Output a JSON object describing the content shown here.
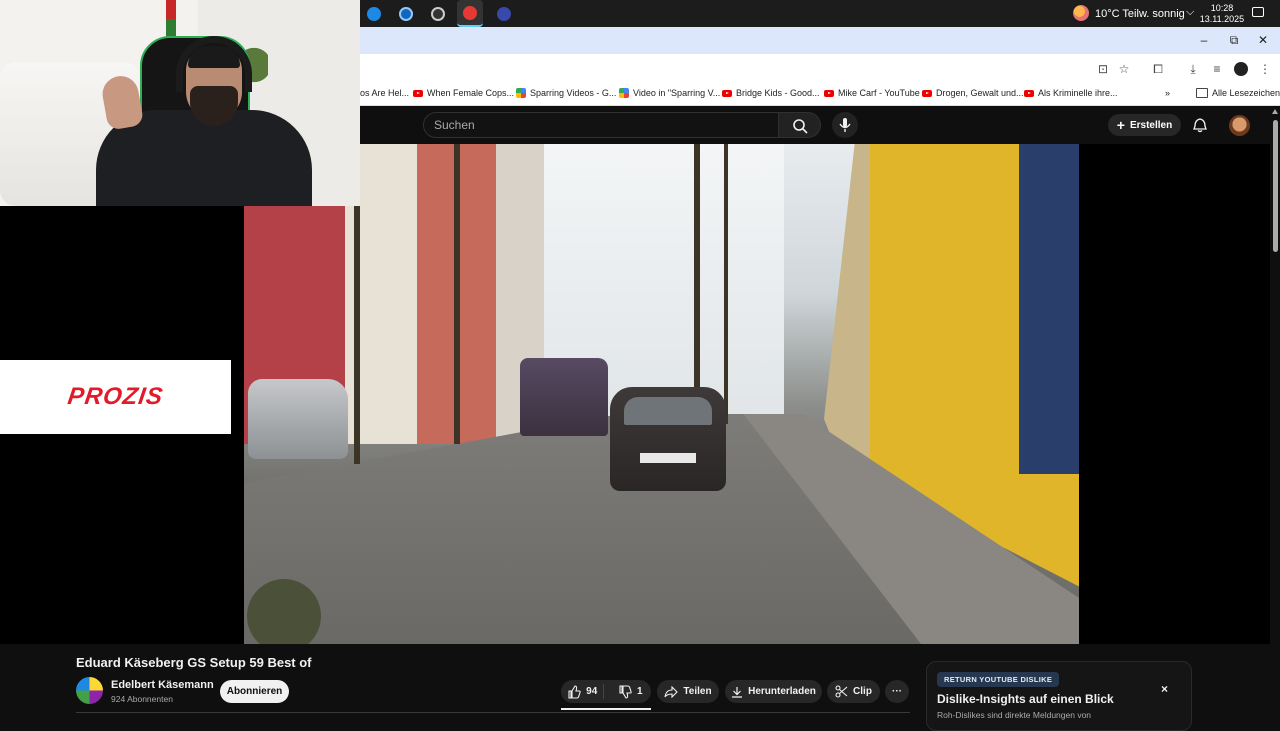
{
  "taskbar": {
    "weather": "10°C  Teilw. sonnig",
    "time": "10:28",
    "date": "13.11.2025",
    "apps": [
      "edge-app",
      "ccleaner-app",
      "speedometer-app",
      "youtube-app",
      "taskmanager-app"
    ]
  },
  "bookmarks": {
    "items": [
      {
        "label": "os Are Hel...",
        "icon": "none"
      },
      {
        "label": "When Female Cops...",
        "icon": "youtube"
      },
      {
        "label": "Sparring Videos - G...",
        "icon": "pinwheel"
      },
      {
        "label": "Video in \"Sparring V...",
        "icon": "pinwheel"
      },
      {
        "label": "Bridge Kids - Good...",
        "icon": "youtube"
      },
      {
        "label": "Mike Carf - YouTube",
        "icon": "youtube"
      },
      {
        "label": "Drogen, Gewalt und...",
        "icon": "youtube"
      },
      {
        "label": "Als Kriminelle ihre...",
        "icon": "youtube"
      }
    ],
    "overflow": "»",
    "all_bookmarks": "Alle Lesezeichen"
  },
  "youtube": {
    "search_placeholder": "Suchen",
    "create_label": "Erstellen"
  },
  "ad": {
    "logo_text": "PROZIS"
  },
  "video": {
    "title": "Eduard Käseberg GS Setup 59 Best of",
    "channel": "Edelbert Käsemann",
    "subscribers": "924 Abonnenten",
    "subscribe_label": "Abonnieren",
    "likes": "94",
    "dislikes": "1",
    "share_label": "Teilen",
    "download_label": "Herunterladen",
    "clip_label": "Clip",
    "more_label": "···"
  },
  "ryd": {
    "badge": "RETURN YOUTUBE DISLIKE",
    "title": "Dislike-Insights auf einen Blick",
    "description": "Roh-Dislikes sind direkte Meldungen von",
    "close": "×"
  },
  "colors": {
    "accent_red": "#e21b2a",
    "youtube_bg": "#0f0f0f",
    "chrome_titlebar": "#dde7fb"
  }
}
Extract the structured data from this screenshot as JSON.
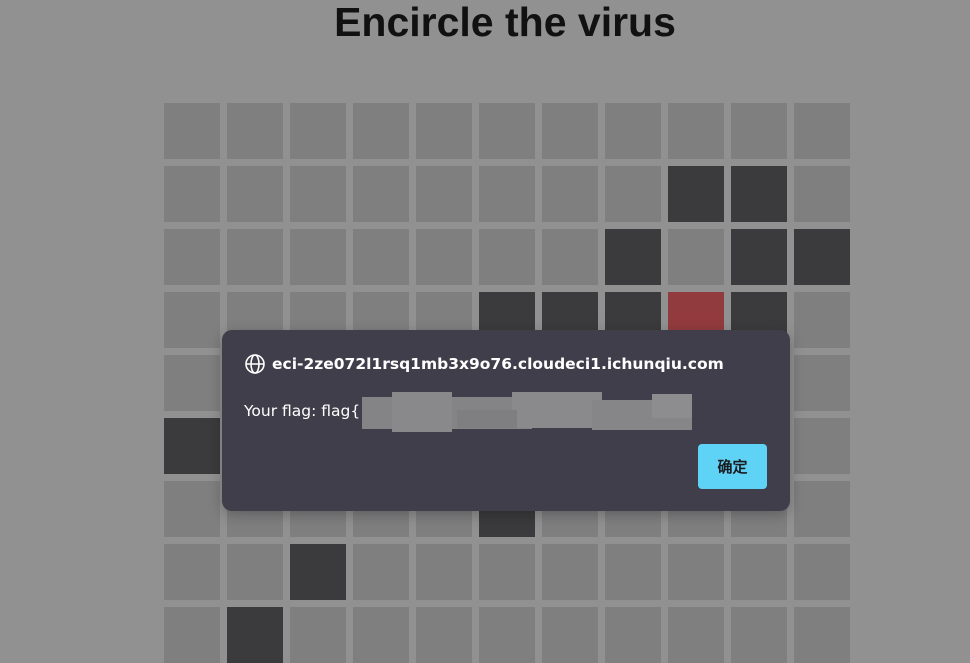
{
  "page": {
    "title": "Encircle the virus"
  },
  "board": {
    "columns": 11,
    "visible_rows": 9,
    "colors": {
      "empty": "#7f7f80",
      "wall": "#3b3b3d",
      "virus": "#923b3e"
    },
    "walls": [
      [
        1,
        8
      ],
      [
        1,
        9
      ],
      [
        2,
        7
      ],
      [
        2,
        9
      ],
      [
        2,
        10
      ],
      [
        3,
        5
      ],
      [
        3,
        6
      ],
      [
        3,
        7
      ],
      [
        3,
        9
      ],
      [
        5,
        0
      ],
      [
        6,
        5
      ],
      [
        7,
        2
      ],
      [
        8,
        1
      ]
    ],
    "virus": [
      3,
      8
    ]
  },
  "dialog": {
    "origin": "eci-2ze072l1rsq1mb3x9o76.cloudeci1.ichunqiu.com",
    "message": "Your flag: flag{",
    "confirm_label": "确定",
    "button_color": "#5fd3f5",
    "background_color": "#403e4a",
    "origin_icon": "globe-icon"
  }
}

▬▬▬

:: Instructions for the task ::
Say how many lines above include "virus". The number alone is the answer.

:: Your response ::
3